Cloud services are not a dime a dozen but there are plenty to choose from, including Dropbox and iCloud, as well as Google Drive, Microsoft’s OneDrive, Box, and a host of others. Which one do I use? All of them. Well, not exactly all, but the major cloud services listed above.
In order, I prefer Dropbox over iCloud because it works more consistently and is much faster at synchronizing data between devices. Most iPad and iPhone applications I use have an option to store files on Dropbox and iCloud so they work in concert for me. Dropbox is more expensive than iCloud.
That price and performance is the line of differentiation for me. Drive, OneDrive, Box and others are more expensive than iCloud, work about the same way, but do not have the plethora of 3rd party application support as Dropbox and iCloud for iPhone and iPad.
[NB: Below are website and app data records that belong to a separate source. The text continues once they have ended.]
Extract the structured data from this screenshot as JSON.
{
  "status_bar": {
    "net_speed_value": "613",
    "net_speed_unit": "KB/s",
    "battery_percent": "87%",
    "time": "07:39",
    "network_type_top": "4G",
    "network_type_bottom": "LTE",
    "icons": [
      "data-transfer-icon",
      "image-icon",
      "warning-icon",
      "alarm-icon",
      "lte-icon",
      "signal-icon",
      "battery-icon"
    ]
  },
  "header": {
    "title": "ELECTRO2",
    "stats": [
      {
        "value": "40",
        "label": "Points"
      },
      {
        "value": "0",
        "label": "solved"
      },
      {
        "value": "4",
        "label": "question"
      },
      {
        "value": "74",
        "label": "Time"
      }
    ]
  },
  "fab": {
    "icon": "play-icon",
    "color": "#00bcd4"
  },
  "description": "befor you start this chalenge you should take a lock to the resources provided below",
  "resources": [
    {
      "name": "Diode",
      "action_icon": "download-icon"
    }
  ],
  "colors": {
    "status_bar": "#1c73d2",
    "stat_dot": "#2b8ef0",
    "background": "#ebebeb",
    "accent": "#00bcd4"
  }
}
Going forward that may not matter because iOS and the Files app gives iPhone and iPad users something of an anemic but usable Finder-like usability for file management. It’s cumbersome, but it works so moving files around from one app to a cloud service is doable but not pleasurable.
Dropbox started life about the time iPhone was launched in mid-2007 so it’s been around awhile. Word on the streets is that Apple’s Steve Jobs talked to the Dropbox founders about a purchase but they wanted more money than he was willing to pay.
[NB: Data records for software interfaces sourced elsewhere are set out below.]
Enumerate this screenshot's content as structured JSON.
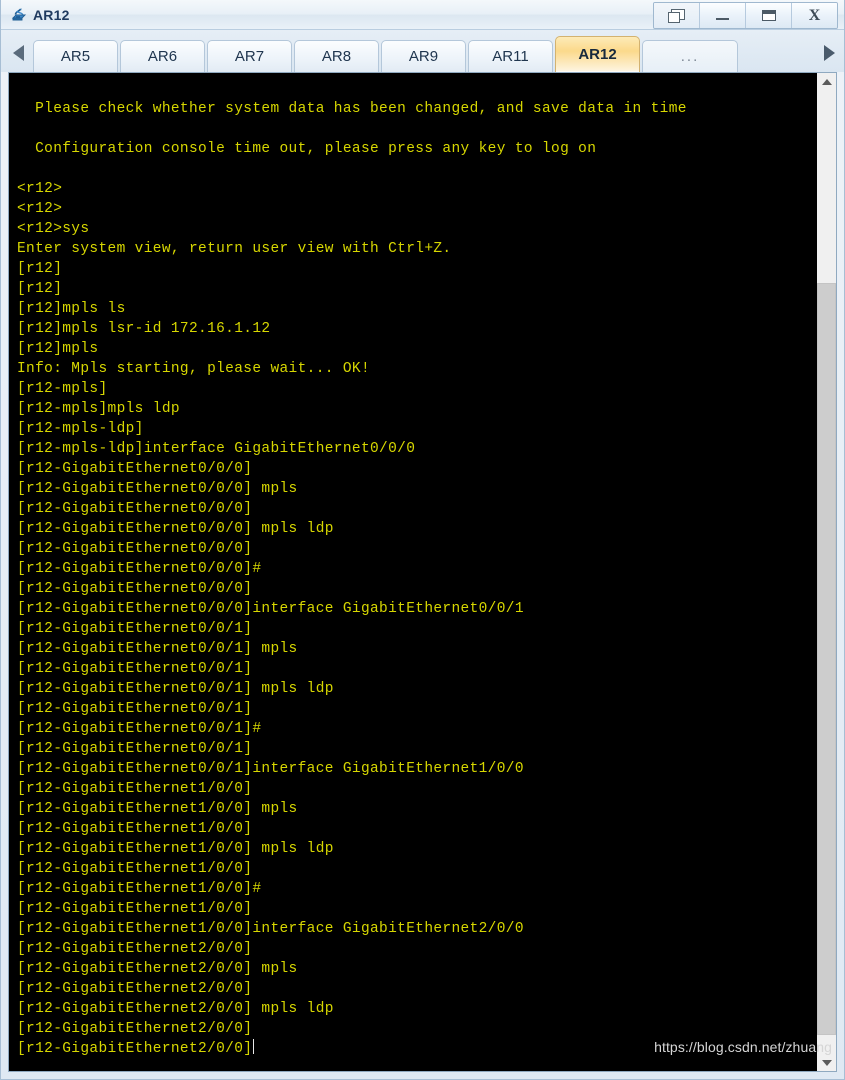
{
  "window": {
    "title": "AR12",
    "icon": "router-icon",
    "controls": [
      {
        "name": "cascade-button",
        "icon": "cascade-icon",
        "label": ""
      },
      {
        "name": "minimize-button",
        "icon": "minimize-icon",
        "label": ""
      },
      {
        "name": "maximize-button",
        "icon": "maximize-icon",
        "label": ""
      },
      {
        "name": "close-button",
        "icon": "close-icon",
        "label": "X"
      }
    ]
  },
  "tabbar": {
    "scroll_left_icon": "arrow-left-icon",
    "scroll_right_icon": "arrow-right-icon",
    "active_tab": "AR12",
    "tabs": [
      {
        "label": "AR5"
      },
      {
        "label": "AR6"
      },
      {
        "label": "AR7"
      },
      {
        "label": "AR8"
      },
      {
        "label": "AR9"
      },
      {
        "label": "AR11"
      },
      {
        "label": "AR12"
      },
      {
        "label": "..."
      }
    ]
  },
  "terminal": {
    "background_color": "#000000",
    "text_color": "#d7d700",
    "cursor_color": "#e8e8e8",
    "watermark": "https://blog.csdn.net/zhuang",
    "lines": [
      "",
      "  Please check whether system data has been changed, and save data in time",
      "",
      "  Configuration console time out, please press any key to log on",
      "",
      "<r12>",
      "<r12>",
      "<r12>sys",
      "Enter system view, return user view with Ctrl+Z.",
      "[r12]",
      "[r12]",
      "[r12]mpls ls",
      "[r12]mpls lsr-id 172.16.1.12",
      "[r12]mpls",
      "Info: Mpls starting, please wait... OK!",
      "[r12-mpls]",
      "[r12-mpls]mpls ldp",
      "[r12-mpls-ldp]",
      "[r12-mpls-ldp]interface GigabitEthernet0/0/0",
      "[r12-GigabitEthernet0/0/0]",
      "[r12-GigabitEthernet0/0/0] mpls",
      "[r12-GigabitEthernet0/0/0]",
      "[r12-GigabitEthernet0/0/0] mpls ldp",
      "[r12-GigabitEthernet0/0/0]",
      "[r12-GigabitEthernet0/0/0]#",
      "[r12-GigabitEthernet0/0/0]",
      "[r12-GigabitEthernet0/0/0]interface GigabitEthernet0/0/1",
      "[r12-GigabitEthernet0/0/1]",
      "[r12-GigabitEthernet0/0/1] mpls",
      "[r12-GigabitEthernet0/0/1]",
      "[r12-GigabitEthernet0/0/1] mpls ldp",
      "[r12-GigabitEthernet0/0/1]",
      "[r12-GigabitEthernet0/0/1]#",
      "[r12-GigabitEthernet0/0/1]",
      "[r12-GigabitEthernet0/0/1]interface GigabitEthernet1/0/0",
      "[r12-GigabitEthernet1/0/0]",
      "[r12-GigabitEthernet1/0/0] mpls",
      "[r12-GigabitEthernet1/0/0]",
      "[r12-GigabitEthernet1/0/0] mpls ldp",
      "[r12-GigabitEthernet1/0/0]",
      "[r12-GigabitEthernet1/0/0]#",
      "[r12-GigabitEthernet1/0/0]",
      "[r12-GigabitEthernet1/0/0]interface GigabitEthernet2/0/0",
      "[r12-GigabitEthernet2/0/0]",
      "[r12-GigabitEthernet2/0/0] mpls",
      "[r12-GigabitEthernet2/0/0]",
      "[r12-GigabitEthernet2/0/0] mpls ldp",
      "[r12-GigabitEthernet2/0/0]",
      "[r12-GigabitEthernet2/0/0]"
    ],
    "cursor_on_last_line": true
  },
  "scrollbar": {
    "up_icon": "chevron-up-icon",
    "down_icon": "chevron-down-icon",
    "thumb_top_percent": 20,
    "thumb_height_percent": 78
  }
}
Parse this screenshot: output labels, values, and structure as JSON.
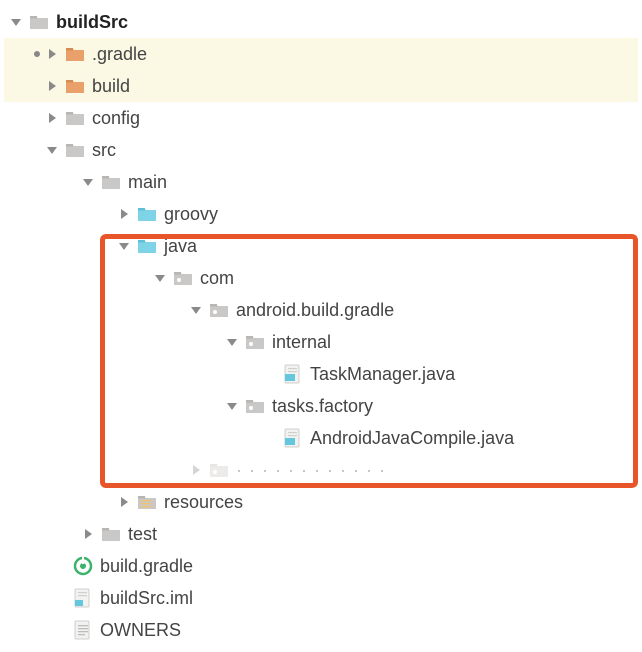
{
  "tree": {
    "root": "buildSrc",
    "gradle_dir": ".gradle",
    "build_dir": "build",
    "config_dir": "config",
    "src_dir": "src",
    "main_dir": "main",
    "groovy_dir": "groovy",
    "java_dir": "java",
    "com_dir": "com",
    "android_pkg": "android.build.gradle",
    "internal_dir": "internal",
    "taskmanager_file": "TaskManager.java",
    "tasksfactory_dir": "tasks.factory",
    "androidjavacompile_file": "AndroidJavaCompile.java",
    "resources_dir": "resources",
    "test_dir": "test",
    "buildgradle_file": "build.gradle",
    "buildsrciml_file": "buildSrc.iml",
    "owners_file": "OWNERS"
  },
  "colors": {
    "highlight_border": "#e9552b",
    "row_highlight": "#fbf8e4"
  }
}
Dropbox co-founder and CEO Drew Houston on meeting with Jobs:
And so he started trolling us a little bit, saying we’re a feature, not a product, and telling us a bunch of things like that we don’t control an operating system so we’re going to be disadvantaged, we’re going to have to figure out distribution deals, which are risky, and sort of a bunch of business-plan critiques. But then he was like, ‘Alright, well I guess we’re gonna have to go kill you, basically.’ Maybe not in those words, but pretty close.
Thanks to having built-in access to most of Apple’s 1.3-billion customers, iCloud is a larger entity than Dropbox, but it isn’t as if the little cloud service that could isn’t a competitor or a business. Dropbox revenue last year topped $1.1-billion and growth is steady now up to 11-million paying customers. Apple won’t say how many iCloud customers pay for the service but I’m one of them.
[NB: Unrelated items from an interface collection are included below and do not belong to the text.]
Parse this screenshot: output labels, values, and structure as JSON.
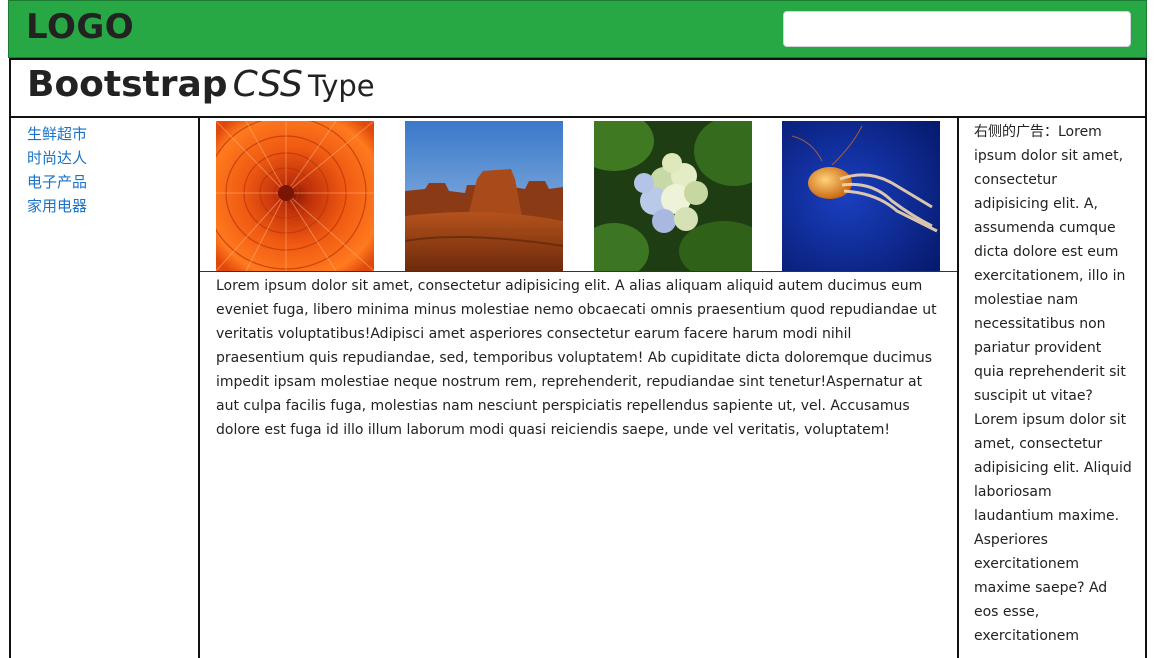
{
  "header": {
    "logo": "LOGO",
    "search_value": "",
    "search_placeholder": "",
    "brand_color": "#28a745"
  },
  "title": {
    "bold": "Bootstrap",
    "italic": "CSS",
    "small": "Type"
  },
  "nav": {
    "items": [
      {
        "label": "生鲜超市"
      },
      {
        "label": "时尚达人"
      },
      {
        "label": "电子产品"
      },
      {
        "label": "家用电器"
      }
    ],
    "link_color": "#1a73c7"
  },
  "gallery": {
    "images": [
      {
        "name": "orange-chrysanthemum"
      },
      {
        "name": "desert-butte"
      },
      {
        "name": "hydrangea"
      },
      {
        "name": "jellyfish"
      }
    ]
  },
  "article": {
    "text": "Lorem ipsum dolor sit amet, consectetur adipisicing elit. A alias aliquam aliquid autem ducimus eum eveniet fuga, libero minima minus molestiae nemo obcaecati omnis praesentium quod repudiandae ut veritatis voluptatibus!Adipisci amet asperiores consectetur earum facere harum modi nihil praesentium quis repudiandae, sed, temporibus voluptatem! Ab cupiditate dicta doloremque ducimus impedit ipsam molestiae neque nostrum rem, reprehenderit, repudiandae sint tenetur!Aspernatur at aut culpa facilis fuga, molestias nam nesciunt perspiciatis repellendus sapiente ut, vel. Accusamus dolore est fuga id illo illum laborum modi quasi reiciendis saepe, unde vel veritatis, voluptatem!"
  },
  "sidebar_ad": {
    "text": "右侧的广告：Lorem ipsum dolor sit amet, consectetur adipisicing elit. A, assumenda cumque dicta dolore est eum exercitationem, illo in molestiae nam necessitatibus non pariatur provident quia reprehenderit sit suscipit ut vitae? Lorem ipsum dolor sit amet, consectetur adipisicing elit. Aliquid laboriosam laudantium maxime. Asperiores exercitationem maxime saepe? Ad eos esse, exercitationem"
  }
}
iCloud, despite being free for 5GB of storage (vs 2GB for Dropbox) and having a lower price tag for more storage, has not squashed Dropbox for me because, well, simply put, Dropbox works better. It’s more reliable, synchronizes faster, and works pretty much everywhere iCloud works.
The difference is this. I don’t use Dropbox for large numbers of files– Photos photos for example. iCloud is better for larger storage requirements. For me. But for functions like password files, Dropbox reigns supreme. For now.
Dropbox? iCloud? Or, Both? Both. And the others.